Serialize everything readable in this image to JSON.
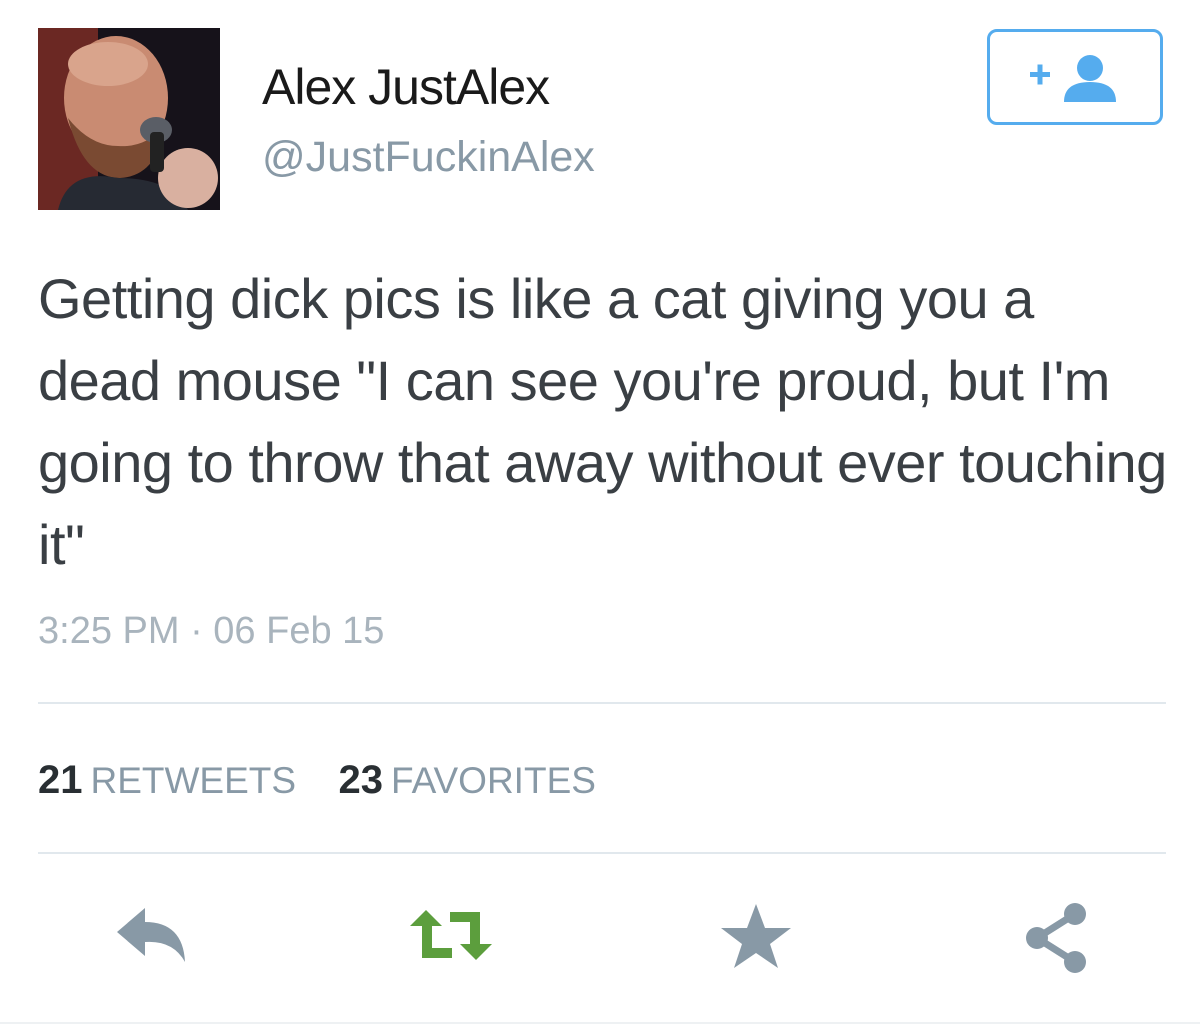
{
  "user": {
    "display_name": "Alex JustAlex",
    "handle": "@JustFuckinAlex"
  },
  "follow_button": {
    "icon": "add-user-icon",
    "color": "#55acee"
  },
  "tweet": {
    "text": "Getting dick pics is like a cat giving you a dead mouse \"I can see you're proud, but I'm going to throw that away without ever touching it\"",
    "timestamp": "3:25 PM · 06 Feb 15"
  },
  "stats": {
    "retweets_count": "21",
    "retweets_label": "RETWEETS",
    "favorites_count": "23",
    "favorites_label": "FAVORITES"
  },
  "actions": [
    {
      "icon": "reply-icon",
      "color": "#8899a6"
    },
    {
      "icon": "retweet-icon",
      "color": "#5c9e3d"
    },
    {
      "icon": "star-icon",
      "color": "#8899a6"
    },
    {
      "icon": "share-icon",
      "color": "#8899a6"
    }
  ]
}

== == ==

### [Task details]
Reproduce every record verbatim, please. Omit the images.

### [Exercise result]
Serialize everything readable in this image to JSON.
{
  "user": {
    "display_name": "Alex JustAlex",
    "handle": "@JustFuckinAlex"
  },
  "follow_button": {
    "icon": "add-user-icon",
    "color": "#55acee"
  },
  "tweet": {
    "text": "Getting dick pics is like a cat giving you a dead mouse \"I can see you're proud, but I'm going to throw that away without ever touching it\"",
    "timestamp": "3:25 PM · 06 Feb 15"
  },
  "stats": {
    "retweets_count": "21",
    "retweets_label": "RETWEETS",
    "favorites_count": "23",
    "favorites_label": "FAVORITES"
  },
  "actions": [
    {
      "icon": "reply-icon",
      "color": "#8899a6"
    },
    {
      "icon": "retweet-icon",
      "color": "#5c9e3d"
    },
    {
      "icon": "star-icon",
      "color": "#8899a6"
    },
    {
      "icon": "share-icon",
      "color": "#8899a6"
    }
  ]
}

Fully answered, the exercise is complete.